::: Provided data

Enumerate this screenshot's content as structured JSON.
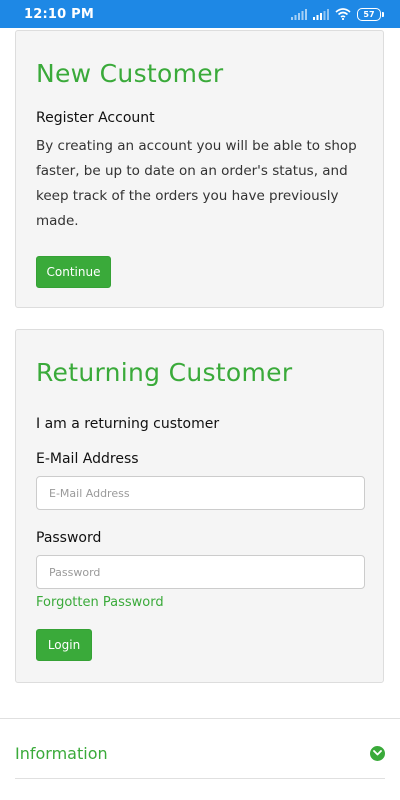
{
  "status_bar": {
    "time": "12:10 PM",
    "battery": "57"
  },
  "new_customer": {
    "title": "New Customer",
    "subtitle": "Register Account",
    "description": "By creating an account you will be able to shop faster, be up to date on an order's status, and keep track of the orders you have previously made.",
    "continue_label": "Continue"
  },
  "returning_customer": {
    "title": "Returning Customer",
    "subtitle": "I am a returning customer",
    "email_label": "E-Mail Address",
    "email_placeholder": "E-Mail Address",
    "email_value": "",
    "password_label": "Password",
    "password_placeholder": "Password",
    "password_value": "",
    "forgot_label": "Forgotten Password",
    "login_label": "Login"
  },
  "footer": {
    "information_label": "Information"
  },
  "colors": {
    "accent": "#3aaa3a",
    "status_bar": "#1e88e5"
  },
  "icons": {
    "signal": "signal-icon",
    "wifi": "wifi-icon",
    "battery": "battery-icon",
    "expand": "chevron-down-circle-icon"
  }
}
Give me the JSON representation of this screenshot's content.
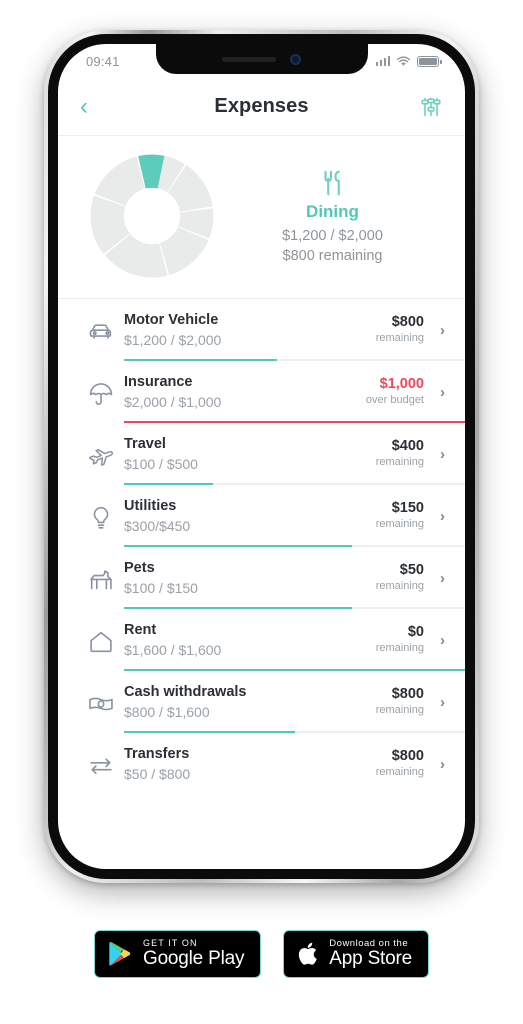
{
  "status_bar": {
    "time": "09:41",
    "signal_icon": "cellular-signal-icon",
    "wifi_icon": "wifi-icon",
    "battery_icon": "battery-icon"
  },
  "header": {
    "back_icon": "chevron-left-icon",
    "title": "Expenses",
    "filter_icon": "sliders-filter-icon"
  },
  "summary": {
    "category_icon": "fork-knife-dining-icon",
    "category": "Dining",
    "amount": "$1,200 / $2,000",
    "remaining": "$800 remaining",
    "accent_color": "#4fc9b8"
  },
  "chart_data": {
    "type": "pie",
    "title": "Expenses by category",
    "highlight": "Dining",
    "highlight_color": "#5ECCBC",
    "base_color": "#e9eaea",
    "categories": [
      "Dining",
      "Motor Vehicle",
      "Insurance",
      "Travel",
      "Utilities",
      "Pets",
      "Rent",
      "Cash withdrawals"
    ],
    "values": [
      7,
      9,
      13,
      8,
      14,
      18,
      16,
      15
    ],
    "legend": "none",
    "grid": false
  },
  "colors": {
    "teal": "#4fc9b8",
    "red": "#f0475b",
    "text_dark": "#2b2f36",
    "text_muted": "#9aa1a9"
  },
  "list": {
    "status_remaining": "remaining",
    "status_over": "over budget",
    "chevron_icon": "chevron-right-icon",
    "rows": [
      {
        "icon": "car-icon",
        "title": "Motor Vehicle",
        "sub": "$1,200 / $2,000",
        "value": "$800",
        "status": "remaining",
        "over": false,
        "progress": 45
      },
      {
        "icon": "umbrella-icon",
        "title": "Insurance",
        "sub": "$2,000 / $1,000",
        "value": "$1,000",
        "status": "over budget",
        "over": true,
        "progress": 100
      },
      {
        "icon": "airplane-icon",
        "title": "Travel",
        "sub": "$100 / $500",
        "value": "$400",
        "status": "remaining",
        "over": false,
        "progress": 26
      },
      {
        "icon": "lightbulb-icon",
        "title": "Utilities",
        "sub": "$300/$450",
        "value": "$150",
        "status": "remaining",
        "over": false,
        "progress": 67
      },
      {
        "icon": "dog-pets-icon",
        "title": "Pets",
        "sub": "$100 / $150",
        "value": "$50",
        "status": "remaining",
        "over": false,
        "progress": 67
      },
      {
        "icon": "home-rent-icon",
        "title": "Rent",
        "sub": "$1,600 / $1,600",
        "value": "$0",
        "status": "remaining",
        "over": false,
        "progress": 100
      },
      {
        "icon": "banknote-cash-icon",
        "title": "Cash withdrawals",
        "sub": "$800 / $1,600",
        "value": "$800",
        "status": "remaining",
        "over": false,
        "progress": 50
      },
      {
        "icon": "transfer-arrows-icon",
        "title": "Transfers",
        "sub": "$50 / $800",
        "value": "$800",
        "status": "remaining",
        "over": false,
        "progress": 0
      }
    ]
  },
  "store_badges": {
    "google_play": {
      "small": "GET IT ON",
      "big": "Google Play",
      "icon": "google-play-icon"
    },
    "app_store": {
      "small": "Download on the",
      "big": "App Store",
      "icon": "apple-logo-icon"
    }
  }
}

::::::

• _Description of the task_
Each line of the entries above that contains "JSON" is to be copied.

• _Written answer_
Enumerate this screenshot's content as structured JSON.
Give me the JSON representation of this screenshot's content.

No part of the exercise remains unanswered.